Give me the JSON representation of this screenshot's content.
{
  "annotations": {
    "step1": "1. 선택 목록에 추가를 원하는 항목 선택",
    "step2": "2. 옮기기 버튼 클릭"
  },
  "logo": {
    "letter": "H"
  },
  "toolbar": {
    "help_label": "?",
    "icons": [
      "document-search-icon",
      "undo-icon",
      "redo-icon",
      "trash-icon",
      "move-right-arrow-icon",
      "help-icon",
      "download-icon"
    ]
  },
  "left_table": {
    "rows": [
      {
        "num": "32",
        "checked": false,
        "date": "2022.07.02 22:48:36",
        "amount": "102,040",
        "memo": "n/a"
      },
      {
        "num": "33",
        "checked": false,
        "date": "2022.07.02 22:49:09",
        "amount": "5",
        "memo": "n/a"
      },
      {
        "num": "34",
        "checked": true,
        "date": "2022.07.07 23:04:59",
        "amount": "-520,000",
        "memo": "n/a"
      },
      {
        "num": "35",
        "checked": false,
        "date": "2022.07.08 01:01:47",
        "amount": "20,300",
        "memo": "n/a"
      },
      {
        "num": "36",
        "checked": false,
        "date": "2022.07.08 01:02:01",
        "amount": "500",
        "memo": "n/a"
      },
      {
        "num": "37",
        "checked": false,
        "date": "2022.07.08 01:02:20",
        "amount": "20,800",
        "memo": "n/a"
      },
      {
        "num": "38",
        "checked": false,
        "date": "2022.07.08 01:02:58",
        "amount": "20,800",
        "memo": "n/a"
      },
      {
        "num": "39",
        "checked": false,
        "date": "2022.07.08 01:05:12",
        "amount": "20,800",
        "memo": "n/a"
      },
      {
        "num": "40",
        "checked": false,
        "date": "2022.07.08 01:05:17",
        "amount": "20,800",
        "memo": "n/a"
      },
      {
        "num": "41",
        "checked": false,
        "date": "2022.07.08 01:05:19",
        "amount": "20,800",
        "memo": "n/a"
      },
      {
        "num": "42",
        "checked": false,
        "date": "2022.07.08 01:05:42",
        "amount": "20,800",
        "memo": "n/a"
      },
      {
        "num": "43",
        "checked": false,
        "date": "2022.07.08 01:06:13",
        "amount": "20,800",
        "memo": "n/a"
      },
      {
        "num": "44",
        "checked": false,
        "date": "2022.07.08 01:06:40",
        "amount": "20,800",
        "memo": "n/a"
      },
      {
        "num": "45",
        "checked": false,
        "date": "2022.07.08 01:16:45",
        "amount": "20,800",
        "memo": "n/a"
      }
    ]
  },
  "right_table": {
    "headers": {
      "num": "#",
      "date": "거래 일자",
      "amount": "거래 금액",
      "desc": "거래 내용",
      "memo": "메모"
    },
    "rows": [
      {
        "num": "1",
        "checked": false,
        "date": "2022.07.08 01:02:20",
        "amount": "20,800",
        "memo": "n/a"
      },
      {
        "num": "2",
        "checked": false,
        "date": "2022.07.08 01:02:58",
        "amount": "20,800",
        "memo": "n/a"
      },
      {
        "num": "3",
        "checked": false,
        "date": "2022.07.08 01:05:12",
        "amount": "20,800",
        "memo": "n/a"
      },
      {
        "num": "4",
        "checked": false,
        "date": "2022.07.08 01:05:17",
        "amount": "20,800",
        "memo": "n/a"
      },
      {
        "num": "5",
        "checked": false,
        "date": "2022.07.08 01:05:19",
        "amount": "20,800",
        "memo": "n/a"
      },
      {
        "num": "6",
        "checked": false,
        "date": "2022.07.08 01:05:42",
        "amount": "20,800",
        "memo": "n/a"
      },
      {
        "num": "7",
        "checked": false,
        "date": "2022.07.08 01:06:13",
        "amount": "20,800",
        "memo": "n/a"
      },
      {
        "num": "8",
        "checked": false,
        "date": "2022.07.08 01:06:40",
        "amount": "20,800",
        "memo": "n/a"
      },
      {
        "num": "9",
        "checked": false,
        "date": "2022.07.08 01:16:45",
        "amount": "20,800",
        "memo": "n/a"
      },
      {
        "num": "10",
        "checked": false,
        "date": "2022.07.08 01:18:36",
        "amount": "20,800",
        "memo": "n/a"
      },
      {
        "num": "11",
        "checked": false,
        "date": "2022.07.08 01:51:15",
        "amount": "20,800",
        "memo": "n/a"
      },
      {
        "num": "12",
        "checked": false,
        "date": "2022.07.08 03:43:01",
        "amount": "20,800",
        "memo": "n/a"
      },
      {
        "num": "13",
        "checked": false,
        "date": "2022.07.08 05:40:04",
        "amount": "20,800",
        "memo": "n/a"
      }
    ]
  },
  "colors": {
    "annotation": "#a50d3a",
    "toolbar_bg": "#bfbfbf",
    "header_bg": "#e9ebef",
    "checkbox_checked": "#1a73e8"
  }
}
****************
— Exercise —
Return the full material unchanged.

— Solution to the exercise —
Give me the JSON representation of this screenshot's content.
{
  "annotations": {
    "step1": "1. 선택 목록에 추가를 원하는 항목 선택",
    "step2": "2. 옮기기 버튼 클릭"
  },
  "logo": {
    "letter": "H"
  },
  "toolbar": {
    "help_label": "?",
    "icons": [
      "document-search-icon",
      "undo-icon",
      "redo-icon",
      "trash-icon",
      "move-right-arrow-icon",
      "help-icon",
      "download-icon"
    ]
  },
  "left_table": {
    "rows": [
      {
        "num": "32",
        "checked": false,
        "date": "2022.07.02 22:48:36",
        "amount": "102,040",
        "memo": "n/a"
      },
      {
        "num": "33",
        "checked": false,
        "date": "2022.07.02 22:49:09",
        "amount": "5",
        "memo": "n/a"
      },
      {
        "num": "34",
        "checked": true,
        "date": "2022.07.07 23:04:59",
        "amount": "-520,000",
        "memo": "n/a"
      },
      {
        "num": "35",
        "checked": false,
        "date": "2022.07.08 01:01:47",
        "amount": "20,300",
        "memo": "n/a"
      },
      {
        "num": "36",
        "checked": false,
        "date": "2022.07.08 01:02:01",
        "amount": "500",
        "memo": "n/a"
      },
      {
        "num": "37",
        "checked": false,
        "date": "2022.07.08 01:02:20",
        "amount": "20,800",
        "memo": "n/a"
      },
      {
        "num": "38",
        "checked": false,
        "date": "2022.07.08 01:02:58",
        "amount": "20,800",
        "memo": "n/a"
      },
      {
        "num": "39",
        "checked": false,
        "date": "2022.07.08 01:05:12",
        "amount": "20,800",
        "memo": "n/a"
      },
      {
        "num": "40",
        "checked": false,
        "date": "2022.07.08 01:05:17",
        "amount": "20,800",
        "memo": "n/a"
      },
      {
        "num": "41",
        "checked": false,
        "date": "2022.07.08 01:05:19",
        "amount": "20,800",
        "memo": "n/a"
      },
      {
        "num": "42",
        "checked": false,
        "date": "2022.07.08 01:05:42",
        "amount": "20,800",
        "memo": "n/a"
      },
      {
        "num": "43",
        "checked": false,
        "date": "2022.07.08 01:06:13",
        "amount": "20,800",
        "memo": "n/a"
      },
      {
        "num": "44",
        "checked": false,
        "date": "2022.07.08 01:06:40",
        "amount": "20,800",
        "memo": "n/a"
      },
      {
        "num": "45",
        "checked": false,
        "date": "2022.07.08 01:16:45",
        "amount": "20,800",
        "memo": "n/a"
      }
    ]
  },
  "right_table": {
    "headers": {
      "num": "#",
      "date": "거래 일자",
      "amount": "거래 금액",
      "desc": "거래 내용",
      "memo": "메모"
    },
    "rows": [
      {
        "num": "1",
        "checked": false,
        "date": "2022.07.08 01:02:20",
        "amount": "20,800",
        "memo": "n/a"
      },
      {
        "num": "2",
        "checked": false,
        "date": "2022.07.08 01:02:58",
        "amount": "20,800",
        "memo": "n/a"
      },
      {
        "num": "3",
        "checked": false,
        "date": "2022.07.08 01:05:12",
        "amount": "20,800",
        "memo": "n/a"
      },
      {
        "num": "4",
        "checked": false,
        "date": "2022.07.08 01:05:17",
        "amount": "20,800",
        "memo": "n/a"
      },
      {
        "num": "5",
        "checked": false,
        "date": "2022.07.08 01:05:19",
        "amount": "20,800",
        "memo": "n/a"
      },
      {
        "num": "6",
        "checked": false,
        "date": "2022.07.08 01:05:42",
        "amount": "20,800",
        "memo": "n/a"
      },
      {
        "num": "7",
        "checked": false,
        "date": "2022.07.08 01:06:13",
        "amount": "20,800",
        "memo": "n/a"
      },
      {
        "num": "8",
        "checked": false,
        "date": "2022.07.08 01:06:40",
        "amount": "20,800",
        "memo": "n/a"
      },
      {
        "num": "9",
        "checked": false,
        "date": "2022.07.08 01:16:45",
        "amount": "20,800",
        "memo": "n/a"
      },
      {
        "num": "10",
        "checked": false,
        "date": "2022.07.08 01:18:36",
        "amount": "20,800",
        "memo": "n/a"
      },
      {
        "num": "11",
        "checked": false,
        "date": "2022.07.08 01:51:15",
        "amount": "20,800",
        "memo": "n/a"
      },
      {
        "num": "12",
        "checked": false,
        "date": "2022.07.08 03:43:01",
        "amount": "20,800",
        "memo": "n/a"
      },
      {
        "num": "13",
        "checked": false,
        "date": "2022.07.08 05:40:04",
        "amount": "20,800",
        "memo": "n/a"
      }
    ]
  },
  "colors": {
    "annotation": "#a50d3a",
    "toolbar_bg": "#bfbfbf",
    "header_bg": "#e9ebef",
    "checkbox_checked": "#1a73e8"
  }
}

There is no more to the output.